The youngest MVP in league history is Chicago’s favorite son, and Robinson is an emotional load, but Hinrich is the organization’s prodigal son. He was traded from Chicago in anticipation of the 2010 free-agent bonanza. Last summer, he was signed as an inexpensive alternative to prevent Jerry Reinsdorf from paying the luxury tax, and he’s been the same old reliable point guard Chicago remembers.

Chicago’s combination of physicality and perpetual energy may be the only thing that has flustered the Miami Heat this season. In Monday’s showing, Chicago walked into LeBron’s lion den and emerged from Game 1 with Miami under their boots. Even in Game 2’s defeat, it was evident that Chicago was dictating the style of play. Miami first had to match the Bulls’ bully-ball and then go from there.

In the Kentucky Derby’s aftermath, I have an unhealthy fetish for dark horses. The magnitude of seemingly insurmountable obstacles the Bulls have overcome this season has been inspirational.

Making the playoffs when they could have played their NBA Draft lottery hand is commendable. Beating Brooklyn in seven games with half their roster on the mend deserves a standing ovation. Just hanging with Miami would be awe-inspiring.

Even if you’re sipping margaritas in the back of Miami’s Hummer stretch limo, you should still love these Bulls, and hopefully, the Rose family can love this squad one day, too.

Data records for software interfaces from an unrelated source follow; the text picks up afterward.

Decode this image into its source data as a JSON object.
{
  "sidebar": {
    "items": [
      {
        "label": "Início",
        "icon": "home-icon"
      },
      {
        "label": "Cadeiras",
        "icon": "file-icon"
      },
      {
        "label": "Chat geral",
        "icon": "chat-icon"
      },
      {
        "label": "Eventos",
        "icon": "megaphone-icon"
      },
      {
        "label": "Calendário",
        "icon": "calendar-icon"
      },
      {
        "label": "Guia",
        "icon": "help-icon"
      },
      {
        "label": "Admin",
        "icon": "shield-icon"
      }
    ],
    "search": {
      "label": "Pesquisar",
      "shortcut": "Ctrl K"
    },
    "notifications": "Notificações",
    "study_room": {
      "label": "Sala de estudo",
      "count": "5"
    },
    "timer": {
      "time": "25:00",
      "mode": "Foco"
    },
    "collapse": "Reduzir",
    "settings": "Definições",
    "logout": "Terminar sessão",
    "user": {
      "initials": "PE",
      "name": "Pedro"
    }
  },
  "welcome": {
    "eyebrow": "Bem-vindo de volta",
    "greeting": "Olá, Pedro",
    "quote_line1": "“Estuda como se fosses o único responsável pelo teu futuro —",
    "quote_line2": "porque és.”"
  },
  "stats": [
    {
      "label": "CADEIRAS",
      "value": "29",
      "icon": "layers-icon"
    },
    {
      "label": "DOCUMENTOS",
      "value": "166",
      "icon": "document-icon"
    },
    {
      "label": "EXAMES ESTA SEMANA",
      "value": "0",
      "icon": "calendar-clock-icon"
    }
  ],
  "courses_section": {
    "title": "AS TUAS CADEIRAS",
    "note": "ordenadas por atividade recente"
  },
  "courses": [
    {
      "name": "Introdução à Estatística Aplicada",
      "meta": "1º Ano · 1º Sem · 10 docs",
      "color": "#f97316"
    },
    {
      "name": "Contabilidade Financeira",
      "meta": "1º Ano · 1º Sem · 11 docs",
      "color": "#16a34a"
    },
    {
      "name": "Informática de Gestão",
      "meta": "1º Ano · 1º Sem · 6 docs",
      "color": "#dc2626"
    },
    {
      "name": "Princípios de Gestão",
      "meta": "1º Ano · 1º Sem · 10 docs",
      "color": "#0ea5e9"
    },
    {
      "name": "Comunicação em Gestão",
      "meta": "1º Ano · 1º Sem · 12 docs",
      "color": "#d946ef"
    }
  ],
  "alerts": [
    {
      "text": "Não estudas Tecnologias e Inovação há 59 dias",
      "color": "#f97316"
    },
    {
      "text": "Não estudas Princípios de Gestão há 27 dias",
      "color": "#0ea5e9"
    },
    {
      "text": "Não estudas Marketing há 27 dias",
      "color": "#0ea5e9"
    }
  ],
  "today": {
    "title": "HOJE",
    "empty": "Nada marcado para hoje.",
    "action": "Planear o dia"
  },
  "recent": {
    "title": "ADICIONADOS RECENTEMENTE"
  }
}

There’s no Bulls bandwagon, but Thibodeau’s crew has chosen ridin’ over dyin’ all season long; even if it meant pushing the hooptie on E down the highway. The Bulls may not win this series, but at some point this season, they won over Chicago’s most skeptical fans. Count me down, too. I’m all in.